Gov. Brian Kemp said Wednesday he’s focused on Georgia’s response to the coronavirus pandemic and next week’s runoffs for the state’s two U.S. Senate seats, calling everything else a “distraction.”
Kemp was responding to criticism leveled by President Donald Trump earlier Wednesday. In a Twitter post, Trump called on the Republican governor to resign for his “obstructionist” refusal to interfere in the awarding of Georgia’s 16 Electoral College votes to President-elect Joe Biden.
Trump continues to claim he carried Georgia in the Nov. 3 election, despite Biden winning nearly 12,000 more votes in the Peach State than the president, a result that has been certified by several recounts that found no evidence of widespread fraud.
“I’ve supported the president. I worked as hard as anybody in this state for his reelection,” Kemp told reporters during a news conference at the Georgia Capitol. “But at the end of the day, I have to follow the law and the Constitution.”
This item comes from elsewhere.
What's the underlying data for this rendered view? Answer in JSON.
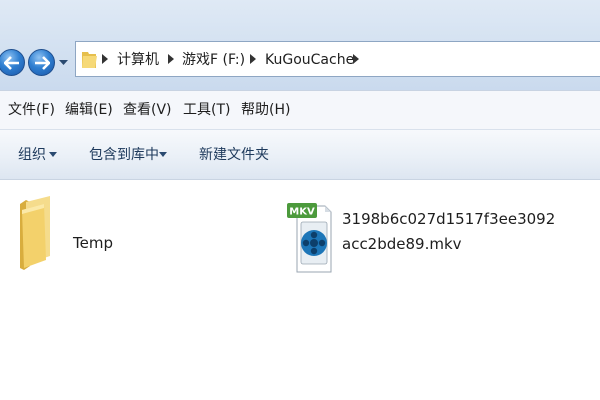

Kemp said he’s focused instead on getting Georgians stricken with COVID-19 who require hospitalization a hospital bed. He said state public health officials are working to reopen the Georgia World Congress Center as an overflow care facility for coronavirus patients as soon as possible.
Health-care workers also are busy vaccinating Georgia nursing home patients, an effort that began this week.
“I met with [Centers for Disease Control and Prevention] Director [Dr. Robert] Redfield today,” Kemp said. “I gave him a lot of credit on Monday when he started rolling out vaccines to nursing homes.”
Kemp said he’s also working hard to ensure the reelection of Republican Sens. David Perdue and Kelly Loeffler on Jan. 5 “to save our country from socialism, defunding the police and the Green New Deal,” echoing campaign themes the GOP incumbents have sounded in their campaigns against Democratic challengers Jon Ossoff and Rev. Raphael Warnock.
“I don’t want to wake up Jan. 6 wondering what else I could have done,” the governor said. “I’ve done everything I can.”
Kemp also defended the Georgia Bureau of Investigation against criticism by Rudolph Giuliani, Trump’s personal lawyer and a former New York City Mayor. Giuliani dismissed as “a joke” a signature match audit of absentee ballots in Cobb County the GBI helped conduct that found no evidence of fraud.
Kemp said he was glad Secretary of State Brian Raffensperger ordered the audit and that the GBI did a good job on it.
The governor’s news conference came shortly after state lawmakers on the Georgia Senate Judiciary Subcommittee on Elections wrapped up a fourth hearing on the Nov. 3 election that rehashed disputed fraud claims and drew witnesses who had already testified at the Capitol in recent weeks. Giuliani was among the witnesses making a repeat appearance.
Beau Evans of Capitol Beat News Service contributed to this report.